    26. Mood Disorders • episodic nature • Unipolar vs. Bipolar “If what I feel were equally distributed to the whole human family, there would not be one cheerful face on earth.”

    27. What constitutes depression? • depressed mood, sadness • diminished interest or pleasure • weight loss or weight gain • insomnia • psychomotor retardation or agitation • loss of energy • feelings of worthlessness, excessive guilt • diminished ability to concentrate • suicidal ideations

    28. Epidemiology of depression • More women than men • Peak age of onset for women 15-19, men 25-29 • 2nd only to schizophrenia for hospital admissions • 17% of Americans will experience in lifetime • Since WWII, higher rates for each generation • 80% of cases will have reoccurring episode

    29. Bipolar Disorder vs. Depression • far less common (1-2 %) • same gender distribution • history of hyperactivity • bipolar episodes are briefer and more frequent • higher genetic risk • poorer prognosis

    30. Symptoms of Mania • appears in late adolescence as manic episode • inflated self-esteem or grandiosity • decreased need for sleep • more talkative • thoughts are racing • easily distractible • excessive involvement in pleasurable activities

    31. Biological Perspective: • Genetic component: - depression – 1.5-3x greater risk - bipolar – 10x greater risk

    32. Kendler et al (1995) study:

    33. “Triangle” of Depression pp Depressed thinking Depressed mood Depressed action Depressed mood Depressed mood

    34. Biological Treatment • SSRIs • Tricyclics • Monoamine oxidase inhibitors (MAOs) • ECT

    35. Suicide Rates across Life Span

    36. Common Elements of Suicide(Schneidman, 1996) • seek solution; cease consciousness • unbearable psychological pain • hopelessness or helplessness • “tunnel vision” • communication of intention

    37. Schizophrenia – “split mind” • 1% of population • highest hospital admissions • 40% of homeless • same gender distribution women – 25-45 yrs. men – 18-25 yrs.

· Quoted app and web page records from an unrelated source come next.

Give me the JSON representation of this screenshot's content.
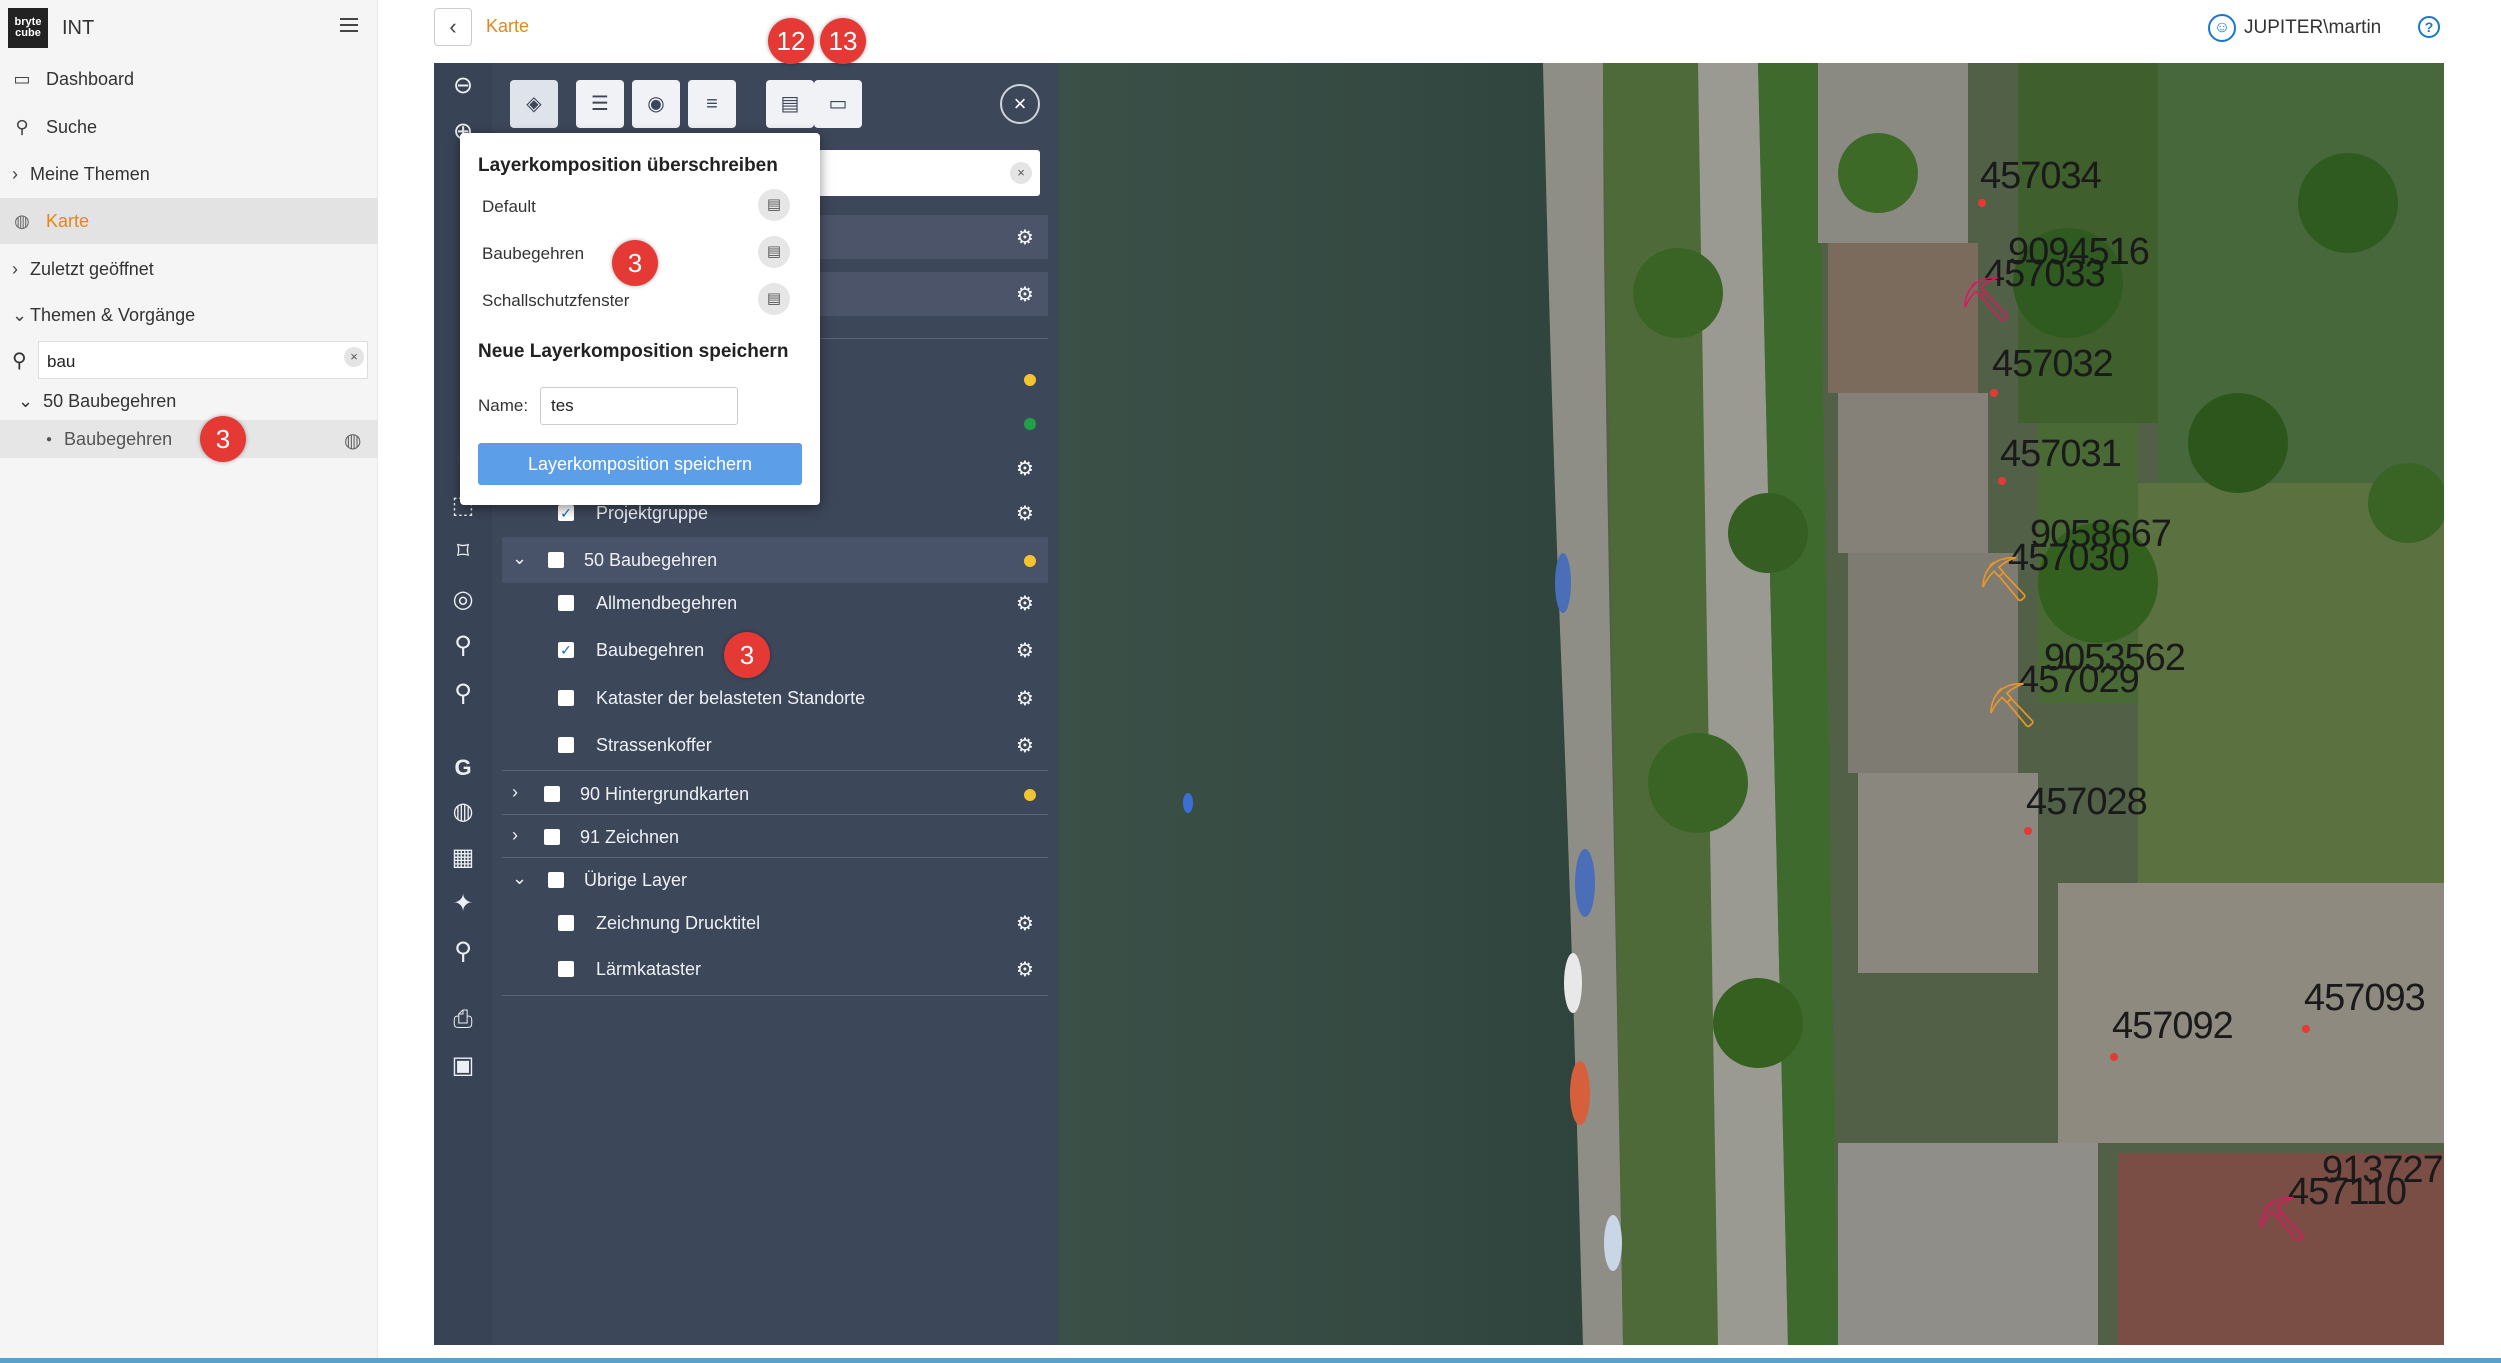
{
  "app": {
    "name": "INT",
    "logo_lines": [
      "bryte",
      "cube"
    ]
  },
  "nav": {
    "dashboard": "Dashboard",
    "search": "Suche",
    "my_topics": "Meine Themen",
    "map": "Karte",
    "recent": "Zuletzt geöffnet",
    "topics": "Themen & Vorgänge"
  },
  "sidebar_search": {
    "value": "bau"
  },
  "tree": {
    "group": "50 Baubegehren",
    "item": "Baubegehren",
    "item_badge": "3"
  },
  "header": {
    "breadcrumb": "Karte",
    "user": "JUPITER\\martin",
    "help": "?"
  },
  "badges": {
    "save_step": "12",
    "open_step": "13"
  },
  "popup": {
    "title_overwrite": "Layerkomposition überschreiben",
    "compositions": [
      "Default",
      "Baubegehren",
      "Schallschutzfenster"
    ],
    "composition_badge": "3",
    "title_new": "Neue Layerkomposition speichern",
    "name_label": "Name:",
    "name_value": "tes",
    "save_button": "Layerkomposition speichern"
  },
  "layers": {
    "projektgruppe": "Projektgruppe",
    "group50": "50 Baubegehren",
    "allmend": "Allmendbegehren",
    "baubegehren": "Baubegehren",
    "baubegehren_badge": "3",
    "kataster": "Kataster der belasteten Standorte",
    "strassen": "Strassenkoffer",
    "group90": "90 Hintergrundkarten",
    "group91": "91 Zeichnen",
    "uebrige": "Übrige Layer",
    "drucktitel": "Zeichnung Drucktitel",
    "laerm": "Lärmkataster"
  },
  "map_labels": [
    "457034",
    "9094516",
    "457033",
    "457032",
    "457031",
    "9058667",
    "457030",
    "9053562",
    "457029",
    "457028",
    "457092",
    "457093",
    "913727",
    "457110"
  ],
  "colors": {
    "accent": "#e8841a",
    "panel": "#3d475a",
    "primary": "#5c9ee8",
    "badge": "#e53935"
  }
}
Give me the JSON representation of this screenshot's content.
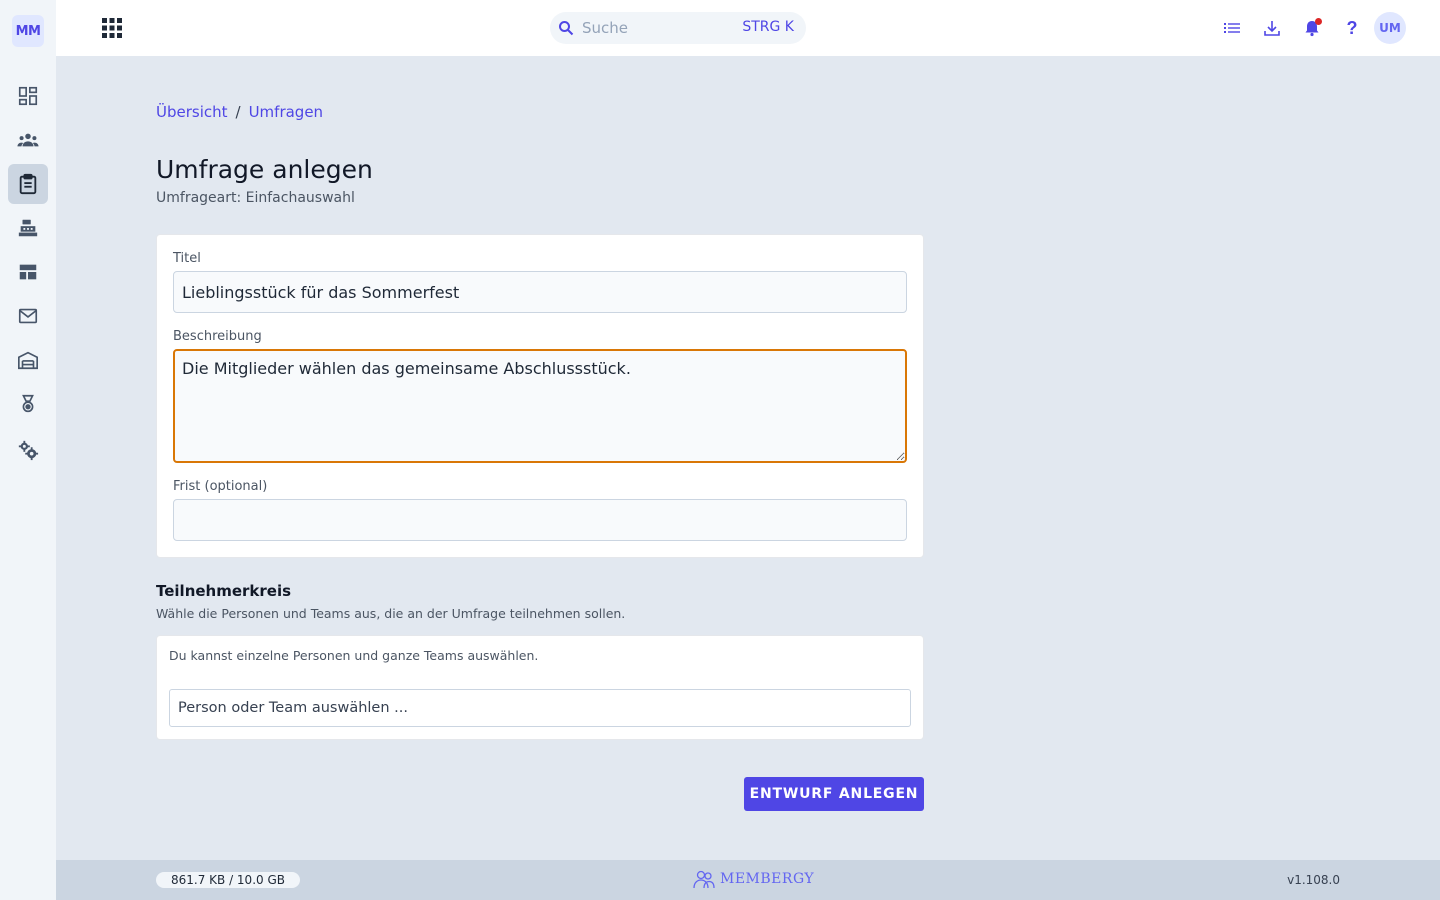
{
  "sidebar": {
    "logo": "MM",
    "items": [
      {
        "name": "dashboard",
        "active": false
      },
      {
        "name": "members",
        "active": false
      },
      {
        "name": "surveys",
        "active": true
      },
      {
        "name": "cashbox",
        "active": false
      },
      {
        "name": "layout",
        "active": false
      },
      {
        "name": "mail",
        "active": false
      },
      {
        "name": "inventory",
        "active": false
      },
      {
        "name": "awards",
        "active": false
      },
      {
        "name": "settings",
        "active": false
      }
    ]
  },
  "header": {
    "search_placeholder": "Suche",
    "search_shortcut": "STRG K",
    "avatar_initials": "UM"
  },
  "breadcrumb": {
    "items": [
      "Übersicht",
      "Umfragen"
    ],
    "separator": "/"
  },
  "page": {
    "title": "Umfrage anlegen",
    "subtitle": "Umfrageart: Einfachauswahl"
  },
  "form": {
    "title_label": "Titel",
    "title_value": "Lieblingsstück für das Sommerfest",
    "description_label": "Beschreibung",
    "description_value": "Die Mitglieder wählen das gemeinsame Abschlussstück.",
    "deadline_label": "Frist (optional)",
    "deadline_value": ""
  },
  "participants": {
    "title": "Teilnehmerkreis",
    "description": "Wähle die Personen und Teams aus, die an der Umfrage teilnehmen sollen.",
    "hint": "Du kannst einzelne Personen und ganze Teams auswählen.",
    "select_placeholder": "Person oder Team auswählen ..."
  },
  "actions": {
    "submit_label": "ENTWURF ANLEGEN"
  },
  "footer": {
    "storage": "861.7 KB / 10.0 GB",
    "brand": "MEMBERGY",
    "version": "v1.108.0"
  },
  "colors": {
    "accent": "#4f46e5",
    "focus": "#d97706",
    "notification": "#dc2626"
  }
}
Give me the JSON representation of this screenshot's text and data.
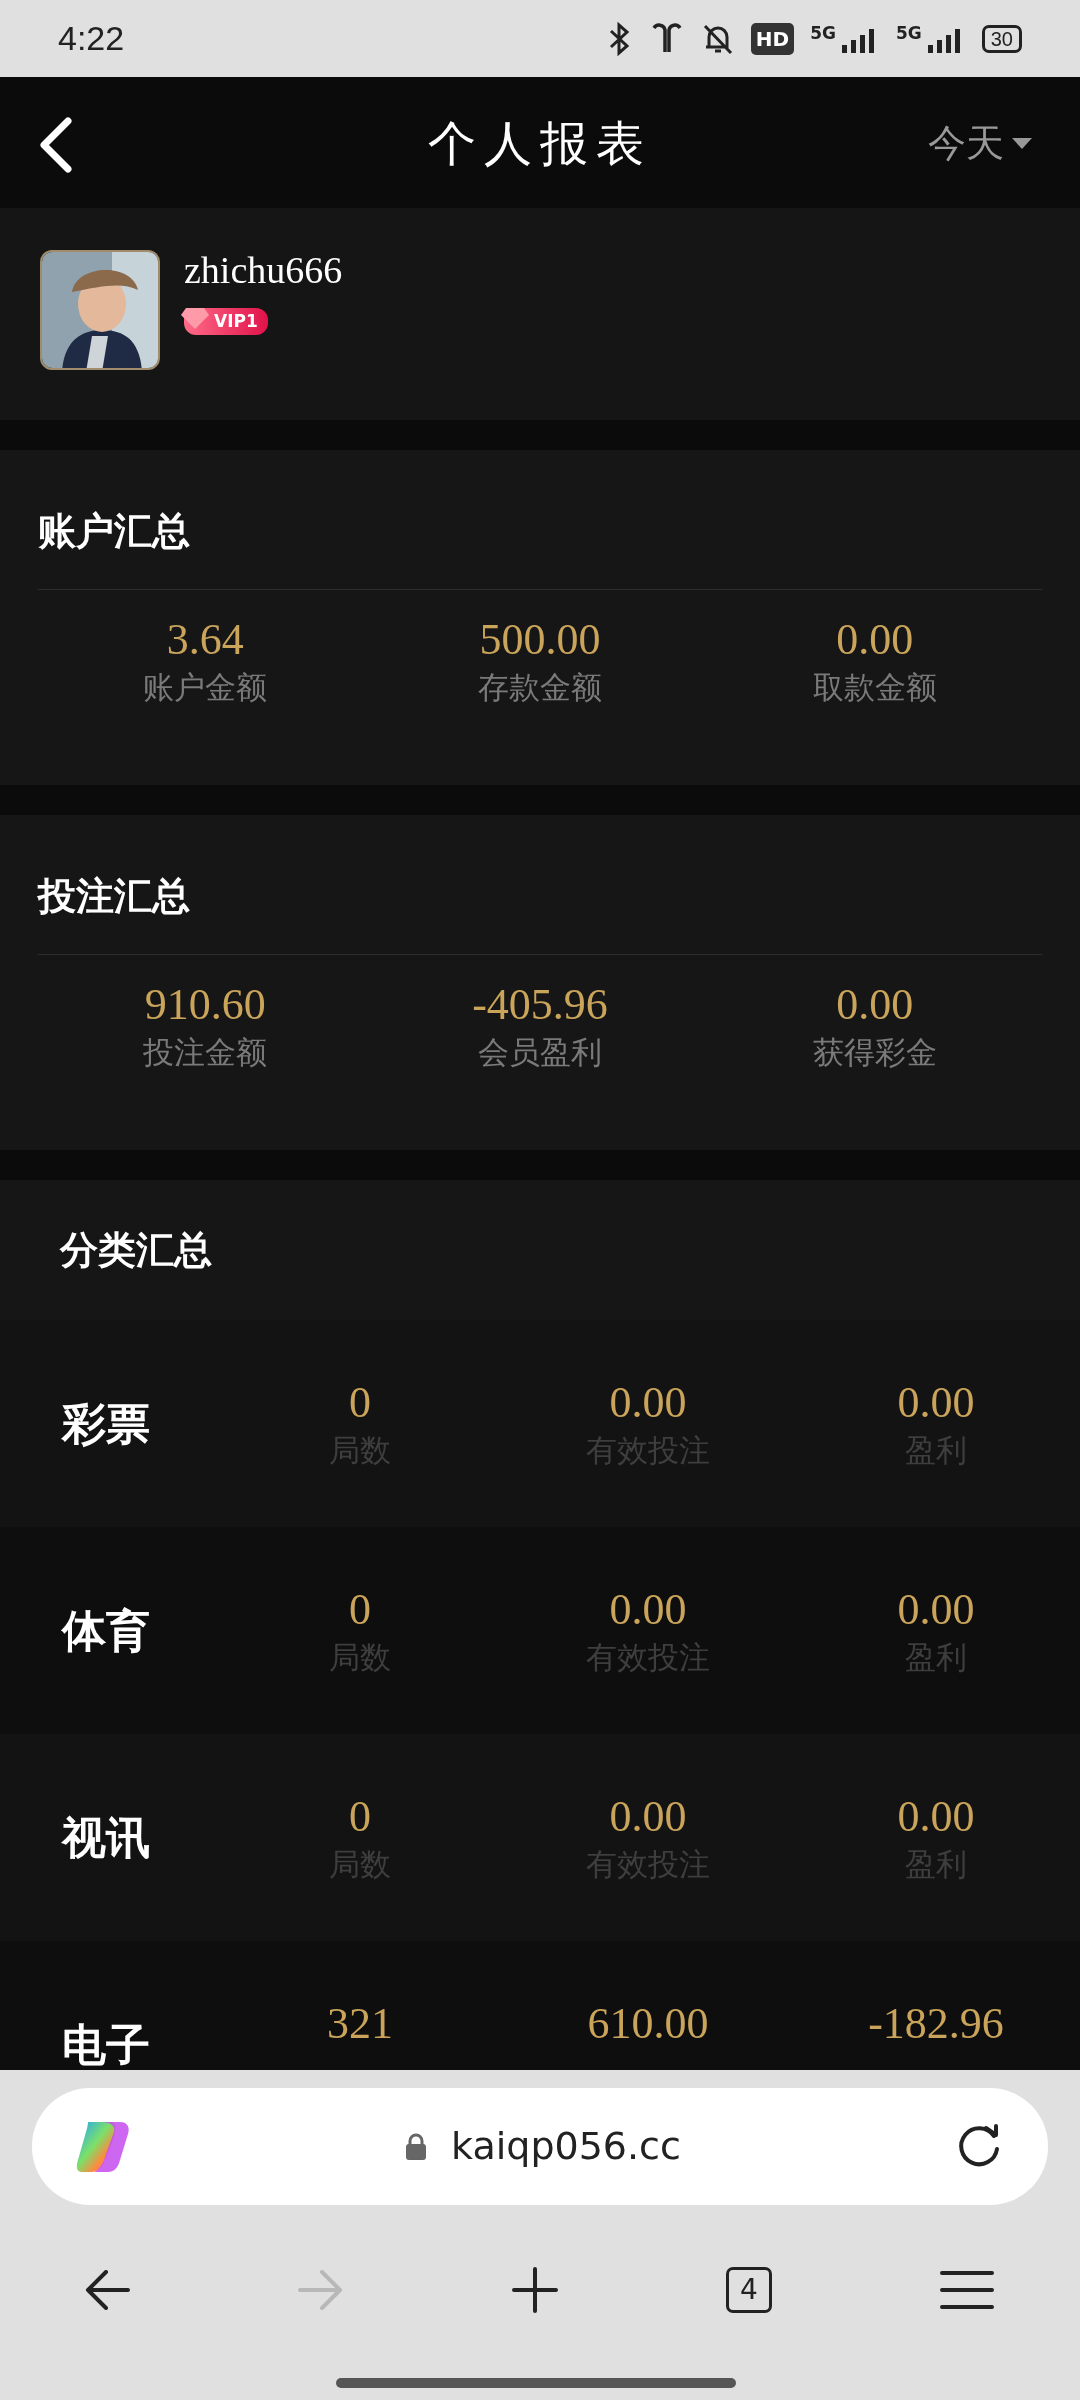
{
  "status_bar": {
    "time": "4:22",
    "hd_label": "HD",
    "network_labels": [
      "5G",
      "5G"
    ],
    "battery": "30"
  },
  "header": {
    "title": "个人报表",
    "filter": "今天"
  },
  "profile": {
    "username": "zhichu666",
    "vip": "VIP1"
  },
  "summaries": [
    {
      "title": "账户汇总",
      "items": [
        {
          "value": "3.64",
          "label": "账户金额"
        },
        {
          "value": "500.00",
          "label": "存款金额"
        },
        {
          "value": "0.00",
          "label": "取款金额"
        }
      ]
    },
    {
      "title": "投注汇总",
      "items": [
        {
          "value": "910.60",
          "label": "投注金额"
        },
        {
          "value": "-405.96",
          "label": "会员盈利"
        },
        {
          "value": "0.00",
          "label": "获得彩金"
        }
      ]
    }
  ],
  "category_summary": {
    "title": "分类汇总",
    "rows": [
      {
        "name": "彩票",
        "stats": [
          {
            "value": "0",
            "label": "局数"
          },
          {
            "value": "0.00",
            "label": "有效投注"
          },
          {
            "value": "0.00",
            "label": "盈利"
          }
        ]
      },
      {
        "name": "体育",
        "stats": [
          {
            "value": "0",
            "label": "局数"
          },
          {
            "value": "0.00",
            "label": "有效投注"
          },
          {
            "value": "0.00",
            "label": "盈利"
          }
        ]
      },
      {
        "name": "视讯",
        "stats": [
          {
            "value": "0",
            "label": "局数"
          },
          {
            "value": "0.00",
            "label": "有效投注"
          },
          {
            "value": "0.00",
            "label": "盈利"
          }
        ]
      },
      {
        "name": "电子",
        "stats": [
          {
            "value": "321"
          },
          {
            "value": "610.00"
          },
          {
            "value": "-182.96"
          }
        ]
      }
    ]
  },
  "browser": {
    "url": "kaiqp056.cc",
    "tab_count": "4",
    "forward_disabled": true
  }
}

    38. Symptoms of Schizophrenia: • Positive symptoms: • hallucinations • delusions

    39. Symptoms (cont’d): • Negative symptoms: • blunted affect • anhedonia • social withdrawal • avolition

    40. Symptoms (cont’d): • Disorganization • disorganized speech (thought) • bizarre, disorganized behavior • catatonia

    41. Subtypes? • catatonic type • paranoid type • disorganized type • undifferentiated • residual

    42. Biological Factors: • Genetics: 2 parents 46% MZ twins 48% DZ twins 17% 1 parent 13% Sibling 9% Grandparent 5% First cousin 2%

    43. Denmark study (1976)

    44. Other Congenital Factors: • prenatal viral infections • birth trauma – oxygen deprivation • prenatal nutrition – Netherlands

    45. Brain Imaging • enlarged ventricles • reduced size of temporal lobe structures

    46. Treatment: Antipsychotic drugs • decrease dopamine • reduce positive symptoms, not negative • side effects – “Parkinson” symptoms

    47. Family support:“Expressed Emotion”

    48. Dissociative Disorders • disruption in integration of “identity” • assume new identity • co-existing identities • may be linked with trauma • very rare

    49. Dissociate Identity Disorder (DID) • “multiple personality disorder” • Eve (1957) • Sybil (1973) • childhood trauma? • misdiagnosis? • role playing? • “Hillside strangler”